* **Data to examine**
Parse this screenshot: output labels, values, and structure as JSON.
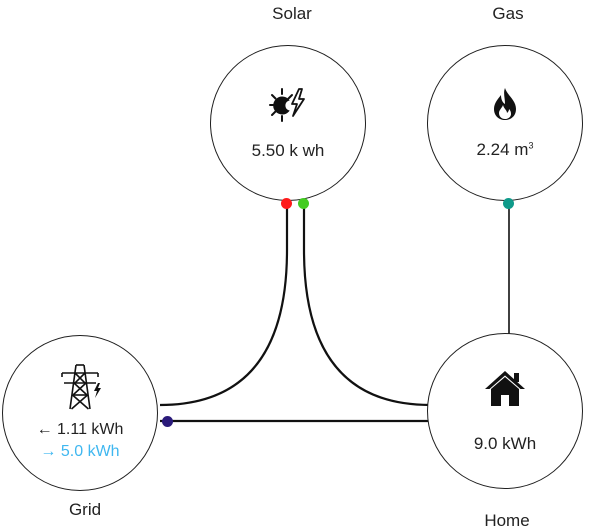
{
  "nodes": {
    "solar": {
      "label": "Solar",
      "value": "5.50 k wh"
    },
    "gas": {
      "label": "Gas",
      "value_number": "2.24 m",
      "value_unit_sup": "3"
    },
    "grid": {
      "label": "Grid",
      "import_arrow": "←",
      "import_value": "1.11 kWh",
      "export_arrow": "→",
      "export_value": "5.0 kWh"
    },
    "home": {
      "label": "Home",
      "value": "9.0 kWh"
    }
  },
  "icons": {
    "solar": "sun-lightning-icon",
    "gas": "flame-icon",
    "grid": "transmission-tower-icon",
    "home": "house-icon"
  },
  "colors": {
    "solar_dot_red": "#ff1a1a",
    "solar_dot_green": "#44cc22",
    "gas_dot": "#0f9a8a",
    "grid_dot": "#2a1a7a",
    "grid_export_text": "#3fb7f0",
    "flow_line": "#111111"
  }
}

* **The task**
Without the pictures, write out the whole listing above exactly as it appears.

* **Answer**
Parse this screenshot: output labels, values, and structure as JSON.
{
  "nodes": {
    "solar": {
      "label": "Solar",
      "value": "5.50 k wh"
    },
    "gas": {
      "label": "Gas",
      "value_number": "2.24 m",
      "value_unit_sup": "3"
    },
    "grid": {
      "label": "Grid",
      "import_arrow": "←",
      "import_value": "1.11 kWh",
      "export_arrow": "→",
      "export_value": "5.0 kWh"
    },
    "home": {
      "label": "Home",
      "value": "9.0 kWh"
    }
  },
  "icons": {
    "solar": "sun-lightning-icon",
    "gas": "flame-icon",
    "grid": "transmission-tower-icon",
    "home": "house-icon"
  },
  "colors": {
    "solar_dot_red": "#ff1a1a",
    "solar_dot_green": "#44cc22",
    "gas_dot": "#0f9a8a",
    "grid_dot": "#2a1a7a",
    "grid_export_text": "#3fb7f0",
    "flow_line": "#111111"
  }
}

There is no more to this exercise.